The task. Pull out every line below holding the word "title".

Data section.
◆ ◆ ◆ ◆ ◆
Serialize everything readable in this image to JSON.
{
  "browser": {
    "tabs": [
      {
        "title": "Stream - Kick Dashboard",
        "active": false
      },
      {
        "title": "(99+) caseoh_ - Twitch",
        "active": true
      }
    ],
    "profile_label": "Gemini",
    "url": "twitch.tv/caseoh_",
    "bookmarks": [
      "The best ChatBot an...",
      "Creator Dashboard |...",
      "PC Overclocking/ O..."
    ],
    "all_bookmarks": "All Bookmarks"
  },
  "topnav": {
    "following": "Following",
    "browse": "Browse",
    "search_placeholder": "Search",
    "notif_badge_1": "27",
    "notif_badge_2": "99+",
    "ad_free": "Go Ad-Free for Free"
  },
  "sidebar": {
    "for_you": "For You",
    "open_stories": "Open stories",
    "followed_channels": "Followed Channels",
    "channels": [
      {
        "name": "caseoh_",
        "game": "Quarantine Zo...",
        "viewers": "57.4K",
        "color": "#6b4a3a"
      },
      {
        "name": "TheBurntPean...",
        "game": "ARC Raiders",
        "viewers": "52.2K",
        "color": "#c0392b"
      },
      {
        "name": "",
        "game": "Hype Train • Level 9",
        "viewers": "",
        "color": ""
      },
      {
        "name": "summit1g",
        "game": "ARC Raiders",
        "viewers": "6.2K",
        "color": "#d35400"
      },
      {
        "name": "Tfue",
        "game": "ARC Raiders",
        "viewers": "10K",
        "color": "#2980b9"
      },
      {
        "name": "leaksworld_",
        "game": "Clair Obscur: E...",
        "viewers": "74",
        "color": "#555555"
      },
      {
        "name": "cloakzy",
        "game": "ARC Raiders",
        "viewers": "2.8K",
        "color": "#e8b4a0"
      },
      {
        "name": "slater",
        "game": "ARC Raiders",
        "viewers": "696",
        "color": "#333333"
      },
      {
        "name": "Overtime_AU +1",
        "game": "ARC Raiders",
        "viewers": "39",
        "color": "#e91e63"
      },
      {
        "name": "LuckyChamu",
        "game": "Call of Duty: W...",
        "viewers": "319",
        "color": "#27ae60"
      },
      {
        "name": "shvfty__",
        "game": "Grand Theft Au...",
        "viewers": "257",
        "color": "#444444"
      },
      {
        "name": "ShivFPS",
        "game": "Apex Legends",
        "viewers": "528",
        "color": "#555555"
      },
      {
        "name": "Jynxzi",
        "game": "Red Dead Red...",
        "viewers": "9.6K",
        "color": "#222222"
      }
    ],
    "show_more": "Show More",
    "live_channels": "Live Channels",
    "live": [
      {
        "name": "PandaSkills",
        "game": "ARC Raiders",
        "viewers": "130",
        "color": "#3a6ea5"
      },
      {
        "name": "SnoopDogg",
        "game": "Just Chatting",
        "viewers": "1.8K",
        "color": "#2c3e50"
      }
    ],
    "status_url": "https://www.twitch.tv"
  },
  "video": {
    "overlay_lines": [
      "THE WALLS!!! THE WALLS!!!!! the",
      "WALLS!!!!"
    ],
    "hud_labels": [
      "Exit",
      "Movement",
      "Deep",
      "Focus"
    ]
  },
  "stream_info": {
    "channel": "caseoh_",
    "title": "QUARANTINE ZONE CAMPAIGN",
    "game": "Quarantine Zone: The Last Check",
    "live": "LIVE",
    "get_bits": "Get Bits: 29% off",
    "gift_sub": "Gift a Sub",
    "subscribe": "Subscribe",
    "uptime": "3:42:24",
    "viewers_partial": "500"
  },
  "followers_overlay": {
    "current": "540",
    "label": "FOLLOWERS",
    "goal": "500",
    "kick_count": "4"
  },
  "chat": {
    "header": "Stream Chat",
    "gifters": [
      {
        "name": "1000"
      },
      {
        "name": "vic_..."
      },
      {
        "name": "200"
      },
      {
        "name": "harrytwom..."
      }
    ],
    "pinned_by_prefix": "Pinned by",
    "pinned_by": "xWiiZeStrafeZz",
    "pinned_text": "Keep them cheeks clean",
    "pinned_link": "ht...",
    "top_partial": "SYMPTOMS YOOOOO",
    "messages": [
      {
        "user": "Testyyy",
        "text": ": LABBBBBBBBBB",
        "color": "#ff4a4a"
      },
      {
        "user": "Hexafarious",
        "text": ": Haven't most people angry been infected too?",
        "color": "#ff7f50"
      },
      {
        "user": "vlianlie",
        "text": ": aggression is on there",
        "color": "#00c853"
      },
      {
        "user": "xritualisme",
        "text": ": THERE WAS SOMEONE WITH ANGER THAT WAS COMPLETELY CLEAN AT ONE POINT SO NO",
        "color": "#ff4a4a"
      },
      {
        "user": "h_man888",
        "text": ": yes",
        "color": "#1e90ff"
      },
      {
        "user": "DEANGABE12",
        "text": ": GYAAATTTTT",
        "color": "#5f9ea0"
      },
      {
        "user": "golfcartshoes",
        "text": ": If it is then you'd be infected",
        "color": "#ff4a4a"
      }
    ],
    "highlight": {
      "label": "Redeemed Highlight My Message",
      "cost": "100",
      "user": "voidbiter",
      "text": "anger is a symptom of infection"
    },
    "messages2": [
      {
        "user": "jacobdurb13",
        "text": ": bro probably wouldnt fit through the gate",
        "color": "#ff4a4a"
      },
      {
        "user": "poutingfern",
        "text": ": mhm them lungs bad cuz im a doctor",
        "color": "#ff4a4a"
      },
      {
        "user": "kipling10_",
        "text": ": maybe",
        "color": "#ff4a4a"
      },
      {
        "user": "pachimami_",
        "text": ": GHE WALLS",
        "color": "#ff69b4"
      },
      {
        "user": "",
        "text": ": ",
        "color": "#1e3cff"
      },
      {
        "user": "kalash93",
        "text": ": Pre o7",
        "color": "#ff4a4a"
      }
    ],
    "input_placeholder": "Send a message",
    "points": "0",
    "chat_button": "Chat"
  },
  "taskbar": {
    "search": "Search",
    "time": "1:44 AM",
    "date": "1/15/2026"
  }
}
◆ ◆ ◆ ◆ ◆
Solution to this problem.
        "title": "Stream - Kick Dashboard",
        "title": "(99+) caseoh_ - Twitch",
    "title": "QUARANTINE ZONE CAMPAIGN",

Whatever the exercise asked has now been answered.